The race to fill the seat of retiring Democrat Tom Johnson had long been considered a nearly certain pick-up for Republicans. While the upper plains have long sent Democrats to Congress, the states’ votes for federal office have increasingly mirrored their strong GOP preference in Presidential elections. The DC establishment quickly rallied around former GOP Governor Mike Rounds to complete a sweep of the Dakotas. His anemic campaign and the candidacy of a former favorite of the DC GOP establishment, former Sen. Larry Pressler, running as an independent, has made the race more competitive.
South Dakota is the second state once considered “safe” for the GOP to come into play late in the election. The other, of course, is Kansas where long-time incumbent GOP Sen. Pat Roberts faces an aggressive challenge from wealthy Independent candidate Greg Orman. Roberts chief weakness is that he doesn’t actually live in Kansas. He listed the address of two campaign donors, C. Duane and Phyllis Ross, on his voter registration.
In addition to South Dakota, the NRSC also announced it is increasing its spending in 5 other states; Iowa, Colorado, Georgia, Alaska and New Hampshire. These states have been competitive the entire election cycle. Last week, the NRSC pulled its advertising out of Michigan, a state where the Republican candidate began the campaign ahead in the polls. In essence, the Republicans are shoring up their positions in battlegrounds that have been competitive since the start of the campaign.

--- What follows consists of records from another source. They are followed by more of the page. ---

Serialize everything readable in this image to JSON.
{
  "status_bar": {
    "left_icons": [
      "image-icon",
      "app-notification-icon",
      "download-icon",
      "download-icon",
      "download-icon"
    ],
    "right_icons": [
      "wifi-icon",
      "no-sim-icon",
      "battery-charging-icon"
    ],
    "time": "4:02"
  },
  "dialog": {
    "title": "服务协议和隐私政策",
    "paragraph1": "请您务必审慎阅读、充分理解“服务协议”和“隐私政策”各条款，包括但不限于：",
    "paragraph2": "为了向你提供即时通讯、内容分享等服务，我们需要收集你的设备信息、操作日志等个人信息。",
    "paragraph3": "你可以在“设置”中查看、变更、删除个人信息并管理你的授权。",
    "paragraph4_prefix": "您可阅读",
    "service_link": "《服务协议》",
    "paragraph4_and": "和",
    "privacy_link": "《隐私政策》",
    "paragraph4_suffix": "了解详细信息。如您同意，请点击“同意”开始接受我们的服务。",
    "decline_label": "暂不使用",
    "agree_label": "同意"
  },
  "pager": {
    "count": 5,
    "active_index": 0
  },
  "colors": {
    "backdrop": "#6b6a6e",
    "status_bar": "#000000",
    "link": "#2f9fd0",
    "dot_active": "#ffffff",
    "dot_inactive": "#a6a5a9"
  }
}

Across Capitol Hill, in contrast, House Democrats have been pulling money out of races against incumbent GOP members and diverting the money to defend their own seats. Just a few months ago, House Democrats were confident they could cut into the GOP majority in the House, today, though, it seems they are just hoping to minimize the number of seats the Republicans gain in the House.
It is possible the trend in House races towards Republicans is an early warning signal of a wave that will ultimately benefit Republican Senate candidates. Perhaps the likeliest scenario is that the GOP picks up just enough Senate seats to capture a majority and then witness a number of Republican candidates fall 2-3 points short of gaining additional seats.
This is ultimately the tragedy of the NRSC move into South Dakota and its eventual move into Kansas. With Obama at historically low approval ratings and absolutely nothing “working” anywhere in the world, late GOP resources ought to be flowing into Virginia, Oregon, Minnesota or even New Mexico. The Republicans, benefiting from the most favorable election map in modern history, will probably hold on to gain a majority in the Senate.
It will be much the way the French “held on” to Verdun almost 100 years ago. They kept their position but were never again a significant fighting force.